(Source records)
=-=-=-=-=

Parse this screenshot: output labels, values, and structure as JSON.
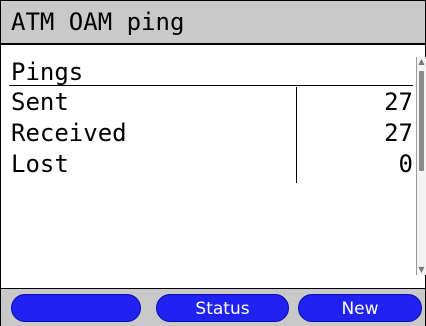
{
  "window": {
    "title": "ATM OAM ping"
  },
  "pings": {
    "section_label": "Pings",
    "rows": [
      {
        "label": "Sent",
        "value": "27"
      },
      {
        "label": "Received",
        "value": "27"
      },
      {
        "label": "Lost",
        "value": "0"
      }
    ]
  },
  "scrollbar": {
    "up_icon": "scroll-up-arrow",
    "down_icon": "scroll-down-arrow"
  },
  "softkeys": [
    {
      "label": ""
    },
    {
      "label": "Status"
    },
    {
      "label": "New"
    }
  ],
  "colors": {
    "title_bg": "#c9c9c9",
    "softkey_bg": "#1f22f0",
    "softkey_text": "#ffffff"
  }
}
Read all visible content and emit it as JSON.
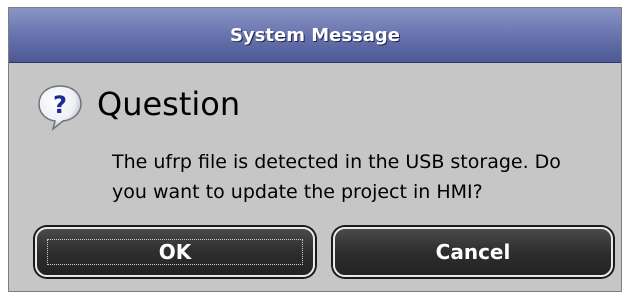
{
  "window": {
    "title": "System Message"
  },
  "dialog": {
    "icon": "question-icon",
    "heading": "Question",
    "message_lines": [
      "The ufrp file is detected in the USB storage. Do",
      "you want to update the project in HMI?"
    ]
  },
  "buttons": {
    "ok_label": "OK",
    "cancel_label": "Cancel"
  },
  "colors": {
    "titlebar": "#6b77b0",
    "dialog_bg": "#c6c6c6",
    "button_bg": "#2e2e2e",
    "button_text": "#ffffff",
    "icon_blue": "#1e2a9a"
  }
}
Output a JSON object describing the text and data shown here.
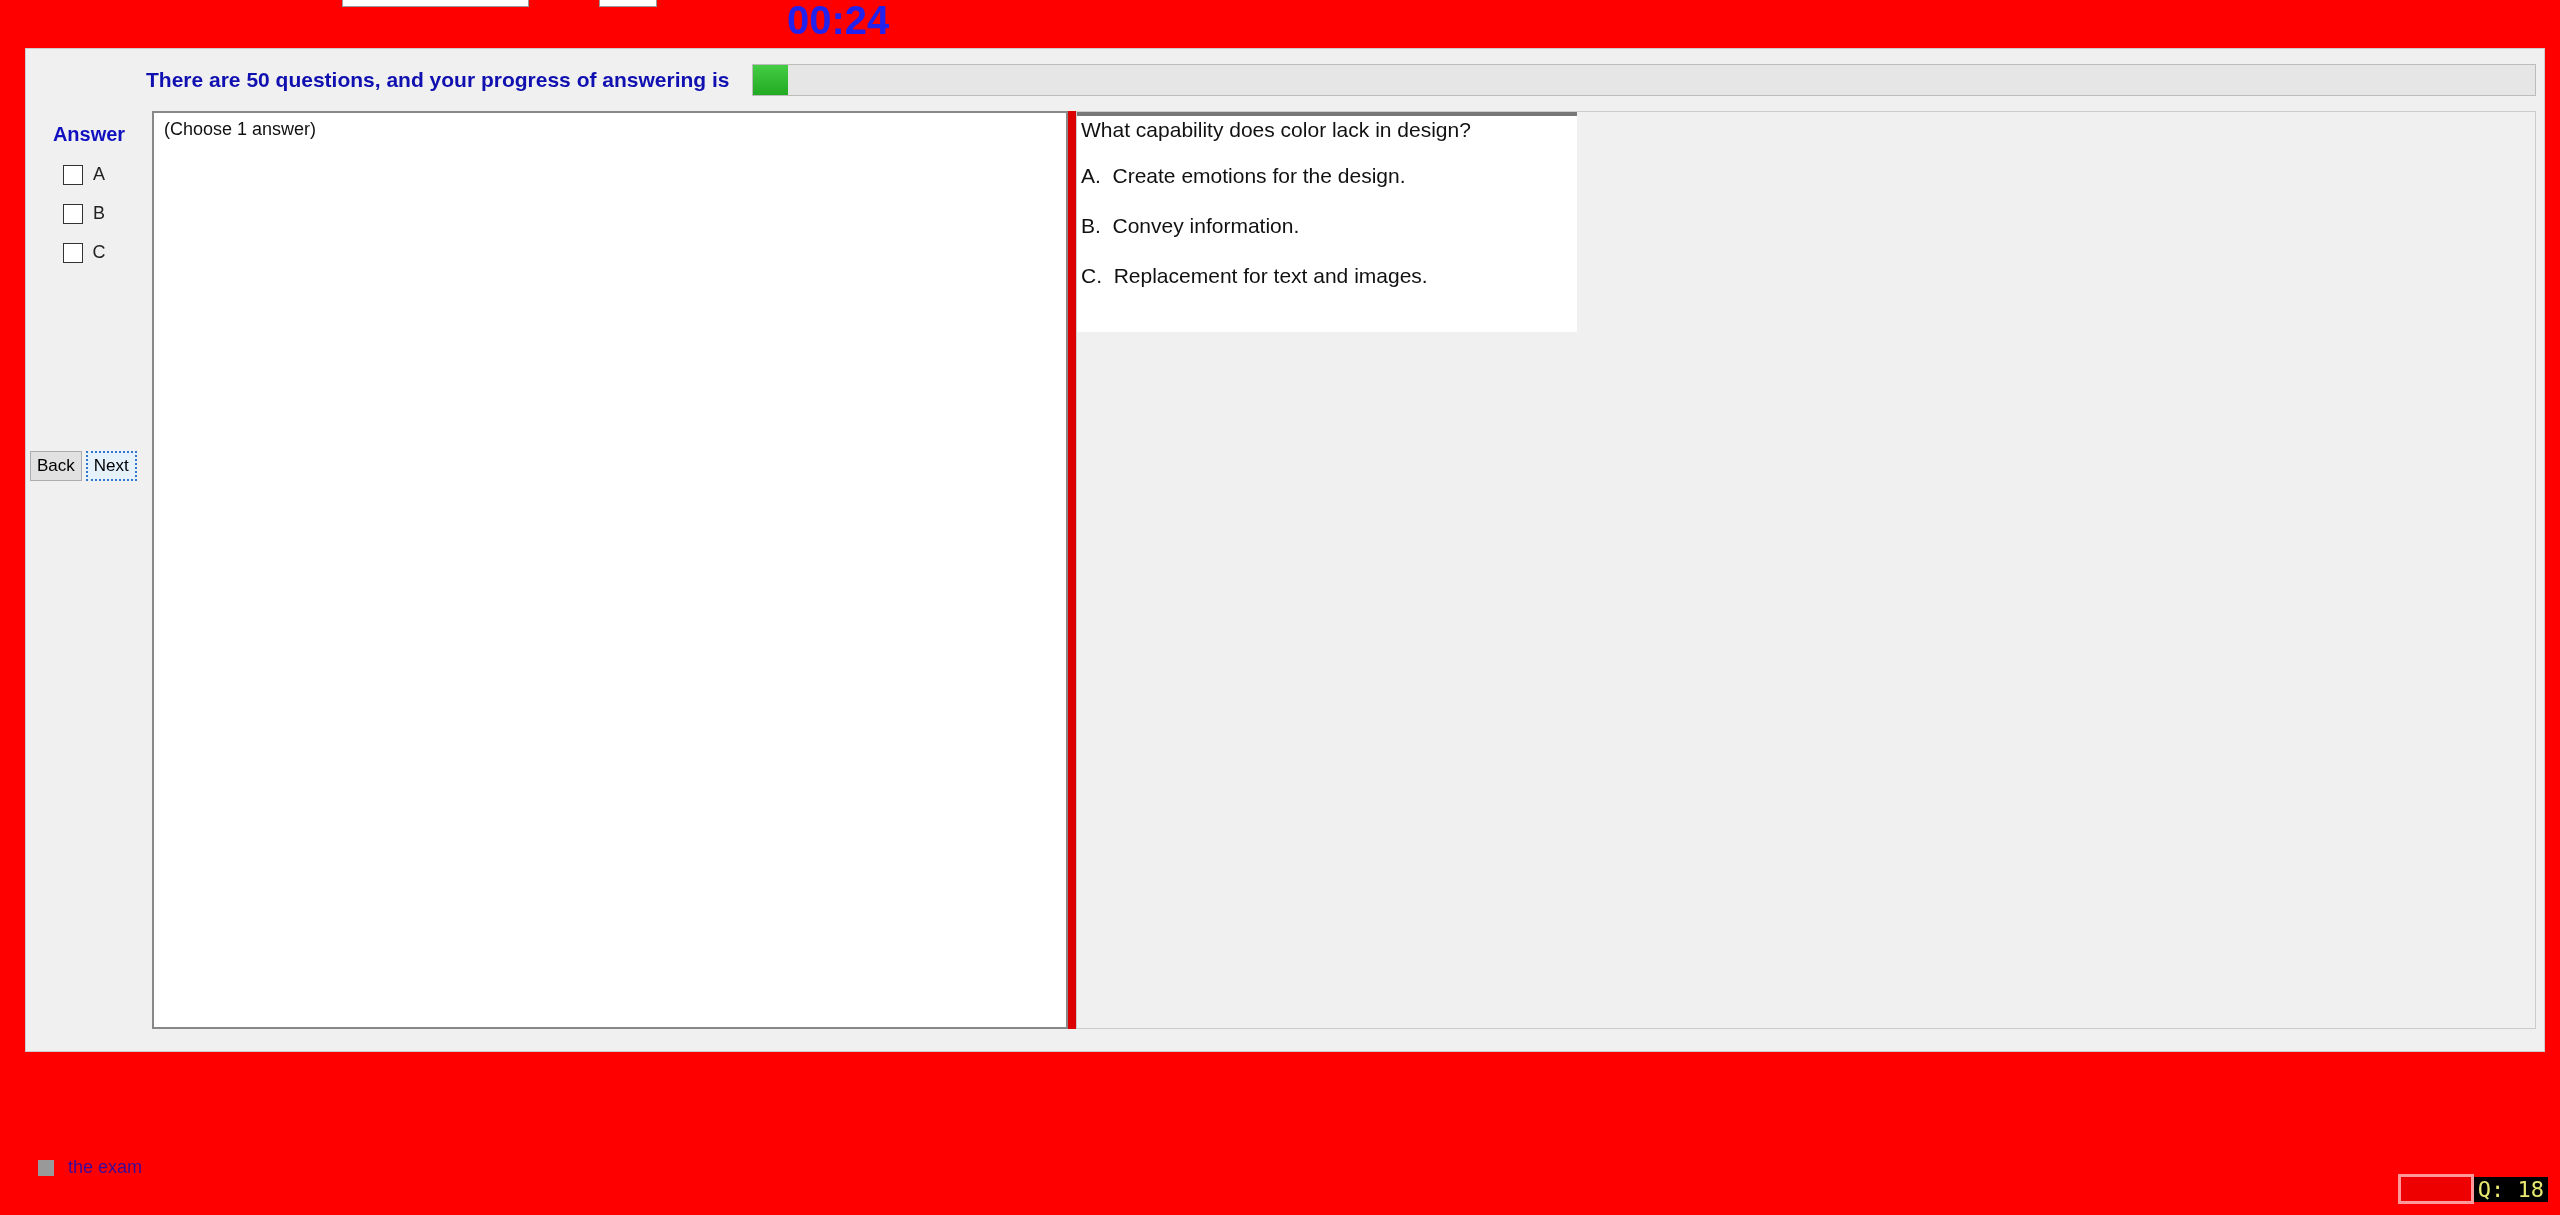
{
  "timer": "00:24",
  "progress": {
    "label": "There are 50 questions, and your progress of answering is",
    "level": 0.02
  },
  "answer": {
    "title": "Answer",
    "options": [
      {
        "label": "A",
        "checked": false
      },
      {
        "label": "B",
        "checked": false
      },
      {
        "label": "C",
        "checked": false
      }
    ]
  },
  "buttons": [
    {
      "label": "Back",
      "focused": false
    },
    {
      "label": "Next",
      "focused": true
    }
  ],
  "answer_box": {
    "text": "(Choose 1 answer)"
  },
  "question": {
    "text": "What capability does color lack in design?",
    "choices": [
      {
        "letter": "A.",
        "text": "Create emotions for the design."
      },
      {
        "letter": "B.",
        "text": "Convey information."
      },
      {
        "letter": "C.",
        "text": "Replacement for text and images."
      }
    ]
  },
  "finish": {
    "label": "the exam",
    "checked": false
  },
  "counter": {
    "text": "Q: 18"
  }
}
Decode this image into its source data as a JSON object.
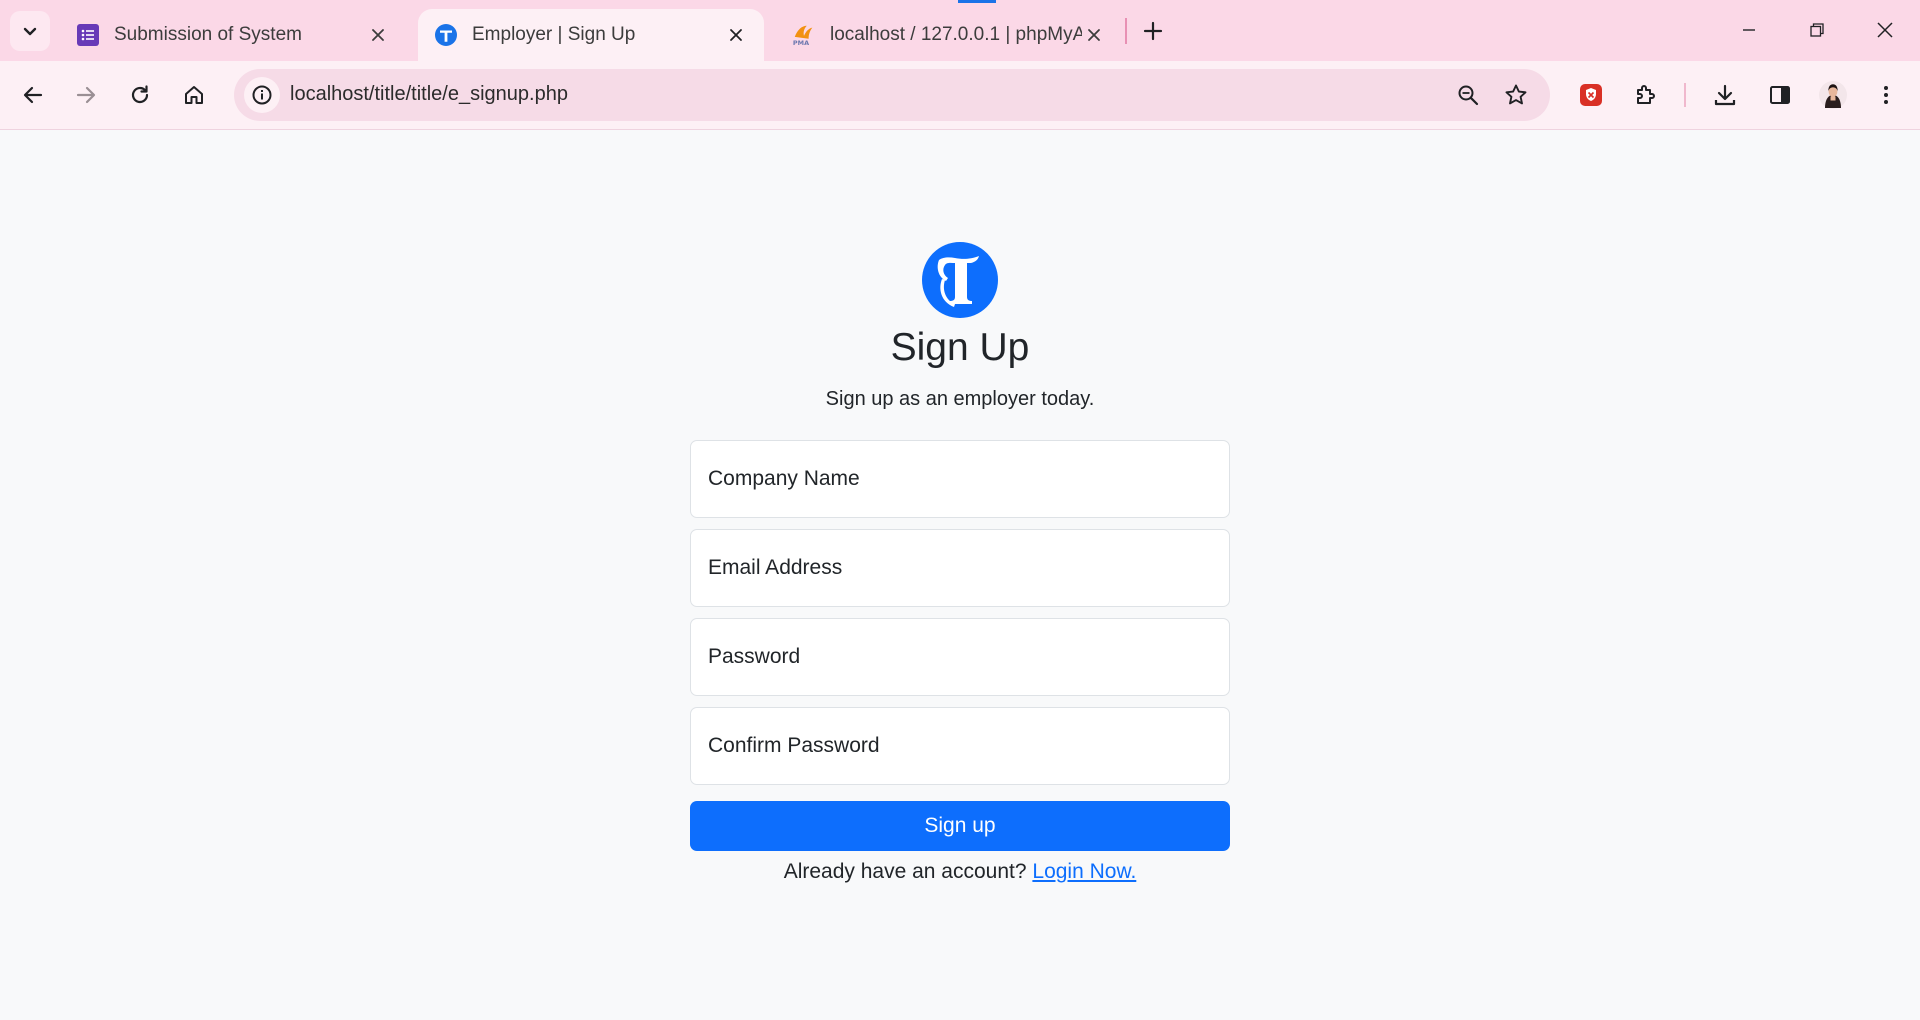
{
  "browser": {
    "tabs": [
      {
        "title": "Submission of System",
        "icon": "forms-icon"
      },
      {
        "title": "Employer | Sign Up",
        "icon": "title-logo-icon",
        "active": true
      },
      {
        "title": "localhost / 127.0.0.1 | phpMyAd",
        "icon": "phpmyadmin-icon"
      }
    ],
    "url": "localhost/title/title/e_signup.php"
  },
  "colors": {
    "tab_strip": "#fbd8e7",
    "primary": "#0d6efd",
    "page_bg": "#f8f9fa"
  },
  "page": {
    "heading": "Sign Up",
    "subheading": "Sign up as an employer today.",
    "fields": {
      "company_name": {
        "placeholder": "Company Name"
      },
      "email": {
        "placeholder": "Email Address"
      },
      "password": {
        "placeholder": "Password"
      },
      "confirm_password": {
        "placeholder": "Confirm Password"
      }
    },
    "submit_label": "Sign up",
    "login_prompt": "Already have an account?",
    "login_link": "Login Now."
  }
}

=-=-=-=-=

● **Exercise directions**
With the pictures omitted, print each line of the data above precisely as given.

● **Solution to this exercise**
Parse this screenshot: output labels, values, and structure as JSON.
{
  "window": {
    "title": "ATM OAM ping"
  },
  "pings": {
    "section_label": "Pings",
    "rows": [
      {
        "label": "Sent",
        "value": "27"
      },
      {
        "label": "Received",
        "value": "27"
      },
      {
        "label": "Lost",
        "value": "0"
      }
    ]
  },
  "scrollbar": {
    "up_icon": "scroll-up-arrow",
    "down_icon": "scroll-down-arrow"
  },
  "softkeys": [
    {
      "label": ""
    },
    {
      "label": "Status"
    },
    {
      "label": "New"
    }
  ],
  "colors": {
    "title_bg": "#c9c9c9",
    "softkey_bg": "#1f22f0",
    "softkey_text": "#ffffff"
  }
}
Read all visible content and emit it as JSON.
{
  "window": {
    "title": "System Message"
  },
  "dialog": {
    "icon": "question-icon",
    "heading": "Question",
    "message_lines": [
      "The ufrp file is detected in the USB storage. Do",
      "you want to update the project in HMI?"
    ]
  },
  "buttons": {
    "ok_label": "OK",
    "cancel_label": "Cancel"
  },
  "colors": {
    "titlebar": "#6b77b0",
    "dialog_bg": "#c6c6c6",
    "button_bg": "#2e2e2e",
    "button_text": "#ffffff",
    "icon_blue": "#1e2a9a"
  }
}
Output a JSON object describing the text and data shown here.
{
  "timer": "00:24",
  "progress": {
    "label": "There are 50 questions, and your progress of answering is",
    "level": 0.02
  },
  "answer": {
    "title": "Answer",
    "options": [
      {
        "label": "A",
        "checked": false
      },
      {
        "label": "B",
        "checked": false
      },
      {
        "label": "C",
        "checked": false
      }
    ]
  },
  "buttons": [
    {
      "label": "Back",
      "focused": false
    },
    {
      "label": "Next",
      "focused": true
    }
  ],
  "answer_box": {
    "text": "(Choose 1 answer)"
  },
  "question": {
    "text": "What capability does color lack in design?",
    "choices": [
      {
        "letter": "A.",
        "text": "Create emotions for the design."
      },
      {
        "letter": "B.",
        "text": "Convey information."
      },
      {
        "letter": "C.",
        "text": "Replacement for text and images."
      }
    ]
  },
  "finish": {
    "label": "the exam",
    "checked": false
  },
  "counter": {
    "text": "Q: 18"
  }
}
Decode this image into its source data as a JSON object.
{
  "browser": {
    "tabs": [
      {
        "title": "Submission of System",
        "icon": "forms-icon"
      },
      {
        "title": "Employer | Sign Up",
        "icon": "title-logo-icon",
        "active": true
      },
      {
        "title": "localhost / 127.0.0.1 | phpMyAd",
        "icon": "phpmyadmin-icon"
      }
    ],
    "url": "localhost/title/title/e_signup.php"
  },
  "colors": {
    "tab_strip": "#fbd8e7",
    "primary": "#0d6efd",
    "page_bg": "#f8f9fa"
  },
  "page": {
    "heading": "Sign Up",
    "subheading": "Sign up as an employer today.",
    "fields": {
      "company_name": {
        "placeholder": "Company Name"
      },
      "email": {
        "placeholder": "Email Address"
      },
      "password": {
        "placeholder": "Password"
      },
      "confirm_password": {
        "placeholder": "Confirm Password"
      }
    },
    "submit_label": "Sign up",
    "login_prompt": "Already have an account?",
    "login_link": "Login Now."
  }
}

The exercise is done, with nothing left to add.